This article anticipates some of the themes developed in a forthcoming book, on Lorenzo Milani and the school of Barbiana, I co -wrote with two Italian scholars: Federico Batini, Peter Mayo, Alessio Surian (forthcoming) Lorenzo Milani, the School of Barbiana and the Struggle for Social Justice, New York: Peter Lang (in press).
2. See the Paulo and Nita Freire International project for Critical pedagogy website: https://freire.education.mcgill.ca/content/important-figures-emergence-critical-pedagogy Accessed 2nd July 2008.
3. Castiglione, A (director) (2004), Danilo Dolci. Memory and Utopia, Partenico: Centro per lo Sviluppo Creativo ‘Danilo Dolci’ (www.danilodolci.net)

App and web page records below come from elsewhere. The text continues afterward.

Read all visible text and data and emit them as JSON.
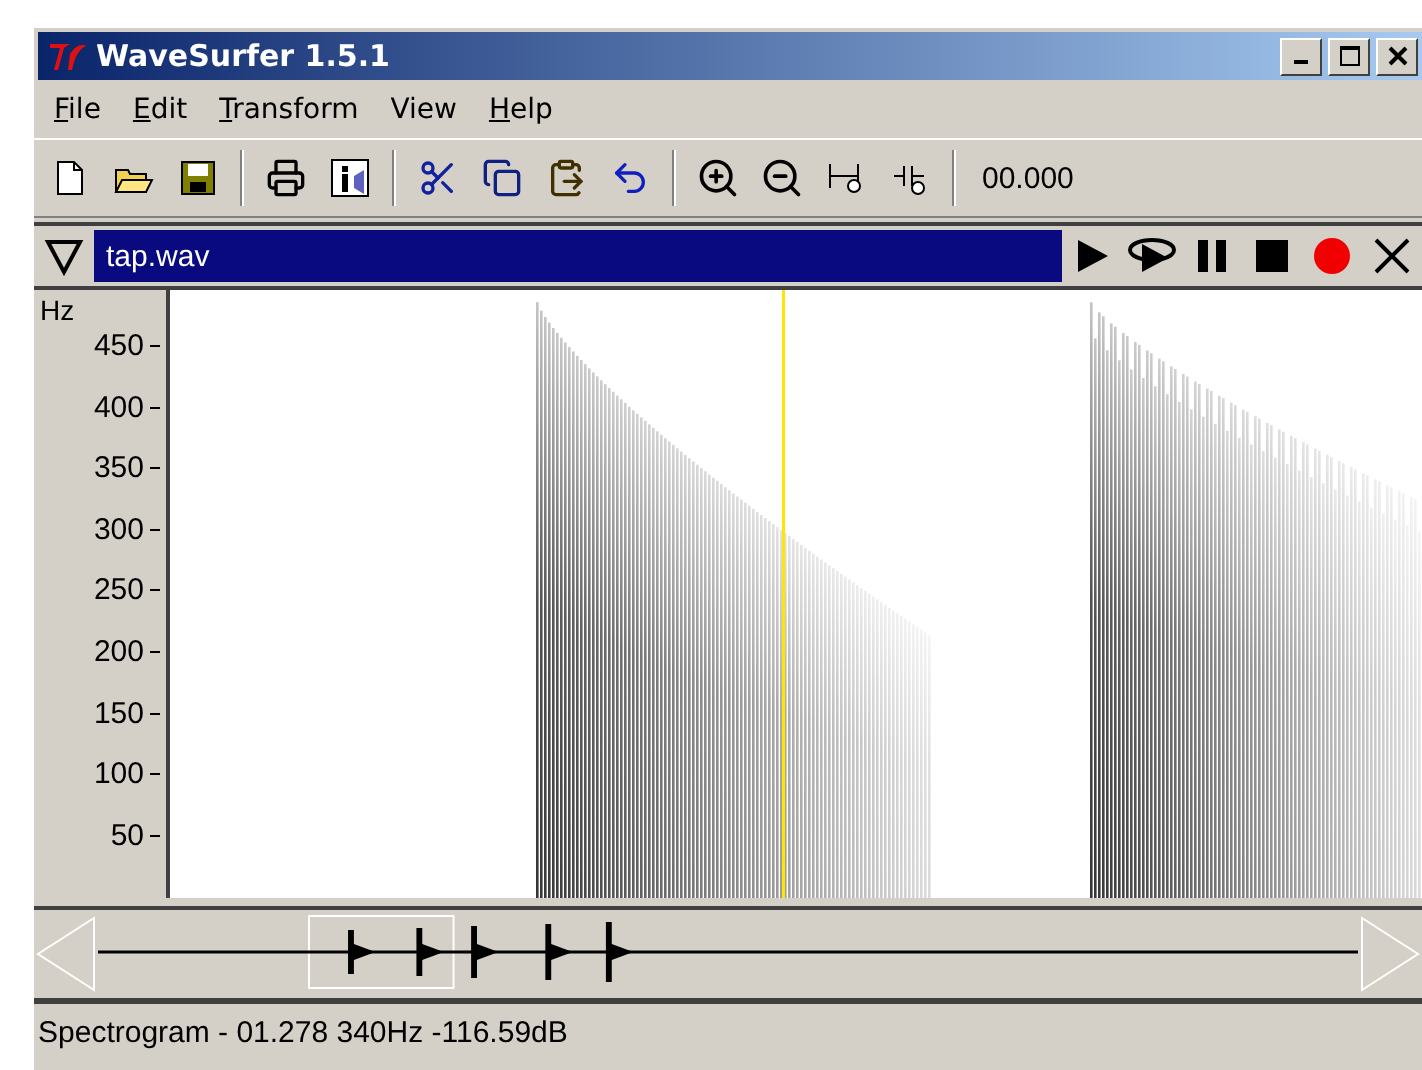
{
  "window": {
    "title": "WaveSurfer 1.5.1"
  },
  "menu": [
    {
      "label": "File",
      "mnemonic": true
    },
    {
      "label": "Edit",
      "mnemonic": true
    },
    {
      "label": "Transform",
      "mnemonic": true
    },
    {
      "label": "View",
      "mnemonic": false
    },
    {
      "label": "Help",
      "mnemonic": true
    }
  ],
  "toolbar": {
    "time": "00.000"
  },
  "track": {
    "title": "tap.wav",
    "expanded": true
  },
  "spectrogram": {
    "unit": "Hz",
    "ticks": [
      "450",
      "400",
      "350",
      "300",
      "250",
      "200",
      "150",
      "100",
      "50"
    ]
  },
  "status_bar": "Spectrogram - 01.278 340Hz -116.59dB"
}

4. Associazione Amici di Aldo Capitini (undated) Introducing Aldo Capitini, DVD.
5. This relates to the kind of pedagogical approach described and recommended by Noam Chomsky in his most recent interview in Truthout: https://truthout.org/opinion/item/16651-noam-chomsky-on-democracy-and-education-in-the-21st-century-and-beyond
6. See the letters, in English translation, in Burtchaell, J. T. (Ed.). (1988). A just war no longer exists. The teaching and trial of Don Lorenzo Milani. Notre Dame, Indiana: University of Notre Dame Press.
7. See Giroux, H. A (2005), Against the New Authoritarianism. Politics after Abu Ghraib, Winnipeg: Arbeiter Ring Publishing; Giroux, H.A (2010), Hearts of Darkness. Torturing children in the War on Terrorism, Boulder, Colorado: Paradigm.
8. McLaren, P and Jaramillo, N (2007), Pedagogy and Praxis in the Age of Empire. Towards a New Humanism, Rotterdam/Taipei: Sense Publishers.
9. See Simeone, D (1996), Verso la Scuola di Barbiana. L’esperienza pastorale educativa di don Lorenzo Milani a S. Donato di Calenzano (Towards the School of Barbiana. The pastoral experience of Don Lorenzo Milani at Barbiana), San Pietro in Cariano (Verona): Il Segno dei Gabrielli Editori, p.
10. Letter to a Teacher is a collective piece of work authored by the eight students of Barbiana under his direction. In my view, the finest translation of this work is provided in Borg, C., Cardona, M., and Caruana, S. (2009). Letter to a teacher. Lorenzo Milani’s contribution to critical citizenship. Malta: Agenda.
11. My translation from the original in Italian. https://www.chille.it/progetti-in-corso/progetto-don-milani-lettera-a-una-professoressa/ Accessed 5th January 2013.
12. Capanna, M. (2007). “Una ‘Lettera’ al Futuro” (A letter for the future). In M. Gesualdi (Ed.), Scuola di Barbiana. Lettera a Une Professoressa. Quarnt’ anni dopo ( School of Barbiana. Letter to a Teacher. 40 years later) . Florence: Libreria Editrice Fiorentina.
i. My translation from the original in Italian. https://www.chille.it/progetti-in-corso/progetto-don-milani-lettera-a-una-professoressa/ Accessed 5th January 2013.
ii. Capanna, M. (2007). “Una ‘Lettera’ al Futuro” (A letter for the future). In M. Gesualdi (Ed.), Scuola di Barbiana. Lettera a Une Professoressa. Quarnt’ anni dopo ( School of Barbiana. Letter to a Teacher. 40 years later) . Florence: Libreria Editrice Fiorentina.